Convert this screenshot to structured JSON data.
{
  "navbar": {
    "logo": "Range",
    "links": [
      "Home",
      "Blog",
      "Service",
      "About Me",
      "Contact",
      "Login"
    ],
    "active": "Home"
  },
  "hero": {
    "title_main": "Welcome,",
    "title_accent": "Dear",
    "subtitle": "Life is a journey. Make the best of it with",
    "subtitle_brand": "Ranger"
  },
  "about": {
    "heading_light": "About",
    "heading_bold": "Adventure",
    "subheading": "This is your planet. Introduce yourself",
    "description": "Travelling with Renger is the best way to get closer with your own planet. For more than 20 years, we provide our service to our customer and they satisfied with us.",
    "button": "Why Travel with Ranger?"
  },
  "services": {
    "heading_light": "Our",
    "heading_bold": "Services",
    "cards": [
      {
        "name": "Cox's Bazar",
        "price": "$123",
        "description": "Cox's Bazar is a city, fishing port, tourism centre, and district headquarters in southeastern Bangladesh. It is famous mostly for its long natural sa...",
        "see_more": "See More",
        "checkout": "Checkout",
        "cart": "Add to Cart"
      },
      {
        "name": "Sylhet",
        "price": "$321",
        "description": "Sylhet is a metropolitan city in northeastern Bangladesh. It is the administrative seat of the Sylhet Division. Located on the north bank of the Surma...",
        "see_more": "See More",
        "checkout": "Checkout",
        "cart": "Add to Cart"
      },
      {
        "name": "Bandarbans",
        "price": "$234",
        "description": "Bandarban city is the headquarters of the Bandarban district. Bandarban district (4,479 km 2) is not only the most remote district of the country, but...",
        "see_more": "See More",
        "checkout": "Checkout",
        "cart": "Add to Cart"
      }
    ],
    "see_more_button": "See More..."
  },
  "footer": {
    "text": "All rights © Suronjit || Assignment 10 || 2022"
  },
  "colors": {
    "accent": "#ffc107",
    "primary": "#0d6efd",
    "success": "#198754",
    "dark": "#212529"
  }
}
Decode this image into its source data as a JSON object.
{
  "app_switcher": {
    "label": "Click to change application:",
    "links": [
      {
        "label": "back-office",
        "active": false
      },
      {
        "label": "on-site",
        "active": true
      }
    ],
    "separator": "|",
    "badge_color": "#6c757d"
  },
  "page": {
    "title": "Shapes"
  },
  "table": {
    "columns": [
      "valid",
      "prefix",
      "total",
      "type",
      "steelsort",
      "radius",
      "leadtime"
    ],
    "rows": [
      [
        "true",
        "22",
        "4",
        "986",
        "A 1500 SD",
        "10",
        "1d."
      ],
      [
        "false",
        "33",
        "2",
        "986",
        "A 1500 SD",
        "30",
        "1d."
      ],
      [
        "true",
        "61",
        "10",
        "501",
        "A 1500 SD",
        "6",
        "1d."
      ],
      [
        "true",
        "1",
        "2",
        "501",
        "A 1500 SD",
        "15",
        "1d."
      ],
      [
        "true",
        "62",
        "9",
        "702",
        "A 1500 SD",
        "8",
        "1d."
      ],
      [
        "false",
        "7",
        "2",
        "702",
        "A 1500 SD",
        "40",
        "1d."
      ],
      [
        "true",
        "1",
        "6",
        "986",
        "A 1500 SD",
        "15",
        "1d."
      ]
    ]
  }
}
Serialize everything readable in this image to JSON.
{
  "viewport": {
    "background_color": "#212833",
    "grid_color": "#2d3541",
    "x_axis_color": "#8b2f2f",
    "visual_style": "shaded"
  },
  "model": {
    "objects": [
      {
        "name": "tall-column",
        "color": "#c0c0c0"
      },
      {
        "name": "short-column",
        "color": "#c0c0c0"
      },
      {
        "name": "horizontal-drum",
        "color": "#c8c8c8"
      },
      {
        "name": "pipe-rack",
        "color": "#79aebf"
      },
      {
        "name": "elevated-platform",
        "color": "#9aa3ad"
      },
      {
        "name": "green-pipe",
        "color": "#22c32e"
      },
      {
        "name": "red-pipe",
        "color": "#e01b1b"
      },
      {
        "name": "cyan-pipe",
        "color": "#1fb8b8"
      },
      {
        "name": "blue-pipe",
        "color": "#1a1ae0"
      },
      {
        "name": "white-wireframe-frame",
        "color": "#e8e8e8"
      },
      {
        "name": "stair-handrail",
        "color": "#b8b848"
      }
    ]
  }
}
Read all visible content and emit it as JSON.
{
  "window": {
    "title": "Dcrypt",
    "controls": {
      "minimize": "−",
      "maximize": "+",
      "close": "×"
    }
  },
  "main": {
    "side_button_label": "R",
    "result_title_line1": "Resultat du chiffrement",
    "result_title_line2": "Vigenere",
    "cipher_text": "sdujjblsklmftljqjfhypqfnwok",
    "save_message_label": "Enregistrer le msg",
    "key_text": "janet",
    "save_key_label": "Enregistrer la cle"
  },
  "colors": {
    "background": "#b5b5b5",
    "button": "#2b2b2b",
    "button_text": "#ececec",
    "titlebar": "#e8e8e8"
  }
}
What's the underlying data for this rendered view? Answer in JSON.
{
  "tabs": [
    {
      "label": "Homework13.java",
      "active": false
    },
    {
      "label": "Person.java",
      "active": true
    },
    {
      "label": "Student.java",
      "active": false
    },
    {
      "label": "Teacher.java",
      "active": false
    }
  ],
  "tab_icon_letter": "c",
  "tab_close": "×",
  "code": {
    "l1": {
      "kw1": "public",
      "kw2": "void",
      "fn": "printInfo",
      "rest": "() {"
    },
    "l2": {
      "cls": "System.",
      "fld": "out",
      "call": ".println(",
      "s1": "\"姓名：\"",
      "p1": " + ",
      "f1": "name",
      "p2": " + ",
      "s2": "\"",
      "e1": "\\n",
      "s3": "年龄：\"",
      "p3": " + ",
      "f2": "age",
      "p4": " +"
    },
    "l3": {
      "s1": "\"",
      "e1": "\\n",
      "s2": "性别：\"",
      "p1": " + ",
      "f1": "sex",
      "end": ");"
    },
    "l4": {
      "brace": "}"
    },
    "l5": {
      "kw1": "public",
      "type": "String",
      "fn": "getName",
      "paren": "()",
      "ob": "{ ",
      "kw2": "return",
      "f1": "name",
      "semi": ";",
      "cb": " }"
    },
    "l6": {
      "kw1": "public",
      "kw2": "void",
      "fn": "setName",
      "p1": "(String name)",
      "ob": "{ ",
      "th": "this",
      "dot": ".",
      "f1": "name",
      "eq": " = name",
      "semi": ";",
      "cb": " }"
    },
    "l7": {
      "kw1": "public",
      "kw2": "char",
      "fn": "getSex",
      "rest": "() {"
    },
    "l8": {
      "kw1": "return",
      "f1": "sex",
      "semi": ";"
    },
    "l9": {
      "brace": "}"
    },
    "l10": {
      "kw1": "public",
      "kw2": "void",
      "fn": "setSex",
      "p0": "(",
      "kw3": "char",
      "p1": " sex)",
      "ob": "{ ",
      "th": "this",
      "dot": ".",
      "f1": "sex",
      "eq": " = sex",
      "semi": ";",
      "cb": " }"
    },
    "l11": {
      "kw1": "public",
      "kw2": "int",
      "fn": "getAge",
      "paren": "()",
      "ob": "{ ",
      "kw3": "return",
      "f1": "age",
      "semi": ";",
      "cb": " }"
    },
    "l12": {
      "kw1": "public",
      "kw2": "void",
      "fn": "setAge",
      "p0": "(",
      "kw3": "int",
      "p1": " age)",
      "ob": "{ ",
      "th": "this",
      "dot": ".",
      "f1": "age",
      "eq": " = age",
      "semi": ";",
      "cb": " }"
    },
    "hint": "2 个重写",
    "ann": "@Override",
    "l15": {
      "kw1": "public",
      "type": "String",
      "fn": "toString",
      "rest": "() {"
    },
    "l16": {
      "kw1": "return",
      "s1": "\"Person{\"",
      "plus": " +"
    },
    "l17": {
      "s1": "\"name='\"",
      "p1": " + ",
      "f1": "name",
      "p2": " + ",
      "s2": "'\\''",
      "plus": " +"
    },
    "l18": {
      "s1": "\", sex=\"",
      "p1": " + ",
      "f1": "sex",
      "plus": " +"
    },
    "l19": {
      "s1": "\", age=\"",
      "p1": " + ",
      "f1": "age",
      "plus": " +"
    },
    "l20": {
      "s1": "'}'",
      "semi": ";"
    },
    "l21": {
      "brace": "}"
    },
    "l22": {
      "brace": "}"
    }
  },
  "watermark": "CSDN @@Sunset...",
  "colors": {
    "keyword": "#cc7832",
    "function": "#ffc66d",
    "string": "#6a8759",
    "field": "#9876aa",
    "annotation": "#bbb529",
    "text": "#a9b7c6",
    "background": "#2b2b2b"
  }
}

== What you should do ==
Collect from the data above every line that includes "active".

== Answer space ==
    "active": "Home"
        "active": false
        "active": true
      "active": false
      "active": true
      "active": false
      "active": false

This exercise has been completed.